Show each line of the records in which the word "this" occurs.
+++
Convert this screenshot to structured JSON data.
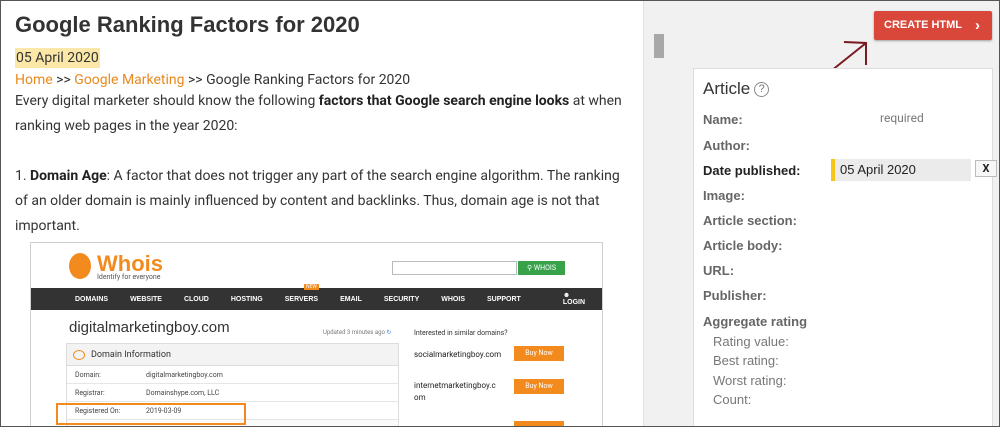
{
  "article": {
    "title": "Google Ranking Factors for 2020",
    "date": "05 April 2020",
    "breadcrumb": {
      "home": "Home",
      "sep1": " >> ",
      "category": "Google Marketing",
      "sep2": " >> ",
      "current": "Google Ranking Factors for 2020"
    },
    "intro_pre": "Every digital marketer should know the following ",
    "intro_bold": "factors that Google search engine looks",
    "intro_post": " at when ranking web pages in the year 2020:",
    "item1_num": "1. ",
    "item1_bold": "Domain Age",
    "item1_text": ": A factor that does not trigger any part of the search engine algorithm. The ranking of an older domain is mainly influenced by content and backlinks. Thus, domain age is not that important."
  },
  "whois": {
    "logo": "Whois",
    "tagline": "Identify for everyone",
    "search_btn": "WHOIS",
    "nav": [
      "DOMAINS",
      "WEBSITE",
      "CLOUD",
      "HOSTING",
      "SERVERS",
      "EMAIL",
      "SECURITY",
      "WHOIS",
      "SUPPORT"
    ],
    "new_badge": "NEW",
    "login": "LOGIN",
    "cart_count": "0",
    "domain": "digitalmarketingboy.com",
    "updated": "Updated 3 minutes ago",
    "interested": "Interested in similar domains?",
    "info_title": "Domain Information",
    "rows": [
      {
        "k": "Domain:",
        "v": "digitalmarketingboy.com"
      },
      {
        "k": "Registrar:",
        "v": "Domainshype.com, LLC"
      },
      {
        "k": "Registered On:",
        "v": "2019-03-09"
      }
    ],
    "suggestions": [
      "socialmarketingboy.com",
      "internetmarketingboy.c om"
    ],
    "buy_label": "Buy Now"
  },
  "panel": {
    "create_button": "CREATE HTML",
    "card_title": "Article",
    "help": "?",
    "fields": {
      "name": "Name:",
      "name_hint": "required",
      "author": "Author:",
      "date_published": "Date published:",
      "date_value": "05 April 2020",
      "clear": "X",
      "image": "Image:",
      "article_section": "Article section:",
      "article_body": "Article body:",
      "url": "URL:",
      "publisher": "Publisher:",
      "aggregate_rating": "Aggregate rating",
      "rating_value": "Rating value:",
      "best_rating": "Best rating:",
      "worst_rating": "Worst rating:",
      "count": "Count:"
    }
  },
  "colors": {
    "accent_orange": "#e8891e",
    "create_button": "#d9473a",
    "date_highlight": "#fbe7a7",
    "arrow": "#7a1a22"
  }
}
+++
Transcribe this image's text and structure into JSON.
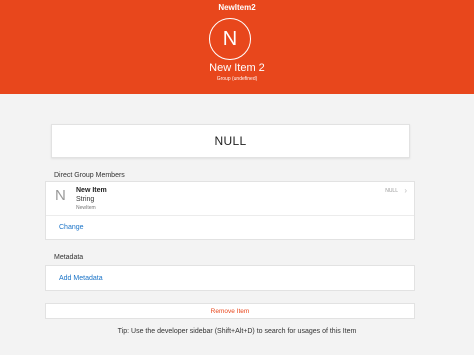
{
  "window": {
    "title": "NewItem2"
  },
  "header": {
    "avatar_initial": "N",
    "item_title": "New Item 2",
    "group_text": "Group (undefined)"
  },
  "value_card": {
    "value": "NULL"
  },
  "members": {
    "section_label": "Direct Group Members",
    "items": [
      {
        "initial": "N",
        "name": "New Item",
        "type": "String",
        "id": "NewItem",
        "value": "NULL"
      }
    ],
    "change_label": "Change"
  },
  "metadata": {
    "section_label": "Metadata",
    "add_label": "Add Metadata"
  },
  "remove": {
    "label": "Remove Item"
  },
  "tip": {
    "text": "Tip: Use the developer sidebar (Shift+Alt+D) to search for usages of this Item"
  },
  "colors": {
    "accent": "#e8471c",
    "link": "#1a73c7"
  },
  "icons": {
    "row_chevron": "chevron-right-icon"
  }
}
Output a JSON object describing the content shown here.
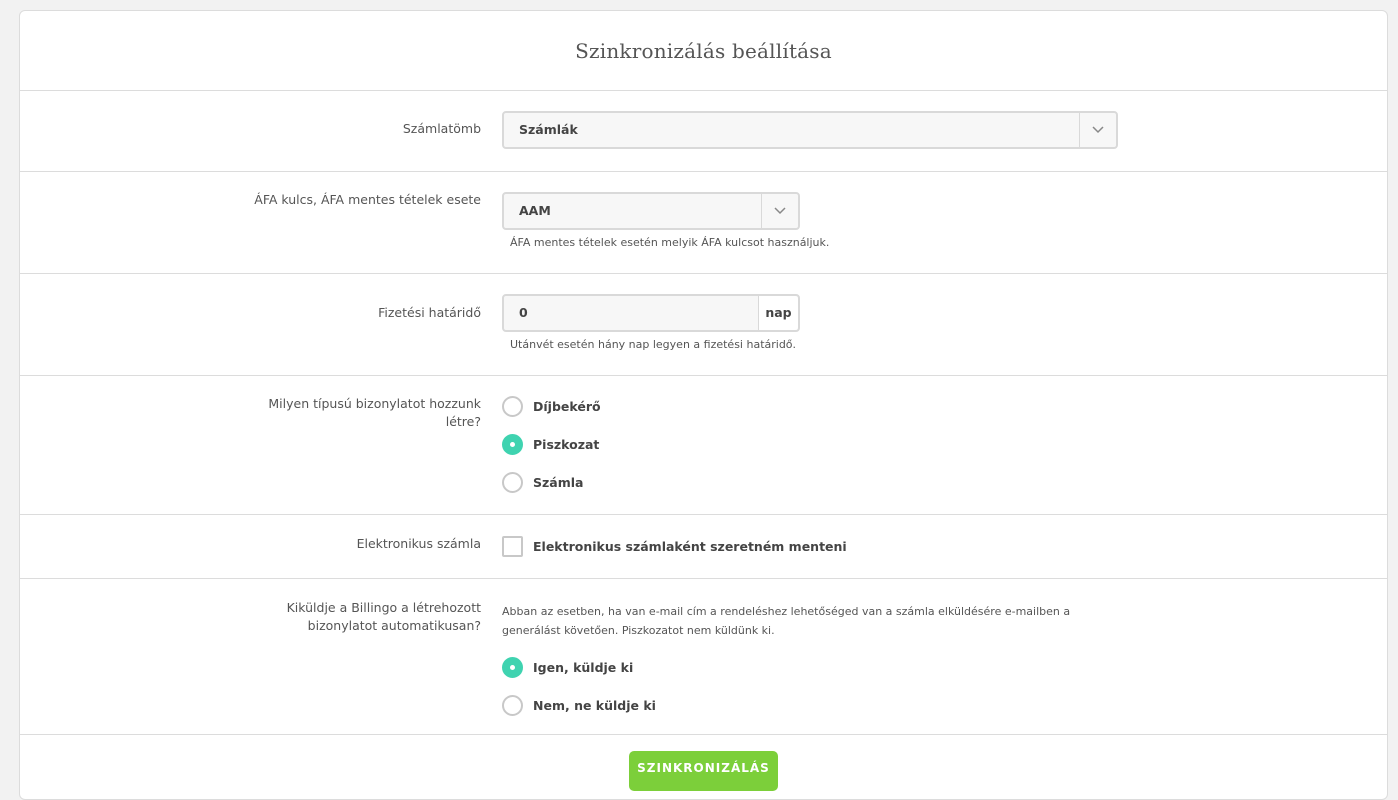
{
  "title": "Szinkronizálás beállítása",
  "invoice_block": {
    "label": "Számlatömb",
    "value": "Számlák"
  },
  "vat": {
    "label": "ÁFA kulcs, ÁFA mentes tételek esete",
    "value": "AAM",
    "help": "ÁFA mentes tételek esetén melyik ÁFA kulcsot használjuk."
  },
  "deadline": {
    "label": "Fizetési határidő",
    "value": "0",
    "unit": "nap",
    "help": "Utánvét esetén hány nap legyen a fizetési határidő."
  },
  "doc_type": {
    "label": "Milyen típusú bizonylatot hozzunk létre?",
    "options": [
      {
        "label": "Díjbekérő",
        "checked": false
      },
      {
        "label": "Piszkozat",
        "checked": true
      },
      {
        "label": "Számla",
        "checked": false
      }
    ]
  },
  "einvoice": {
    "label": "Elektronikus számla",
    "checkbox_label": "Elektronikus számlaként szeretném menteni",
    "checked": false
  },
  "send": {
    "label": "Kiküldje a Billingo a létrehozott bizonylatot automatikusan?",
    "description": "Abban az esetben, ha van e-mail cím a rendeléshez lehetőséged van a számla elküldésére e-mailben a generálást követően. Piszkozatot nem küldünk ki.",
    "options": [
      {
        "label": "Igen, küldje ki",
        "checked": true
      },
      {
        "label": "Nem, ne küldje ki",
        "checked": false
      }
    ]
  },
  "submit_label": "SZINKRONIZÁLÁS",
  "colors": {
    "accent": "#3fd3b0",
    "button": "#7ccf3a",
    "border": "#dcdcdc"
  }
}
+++
__Answer box__.
Convert this screenshot to structured JSON data.
Transcribe this image's text and structure into JSON.
    "text": "Tip: Use the developer sidebar (Shift+Alt+D) to search for usages of this Item"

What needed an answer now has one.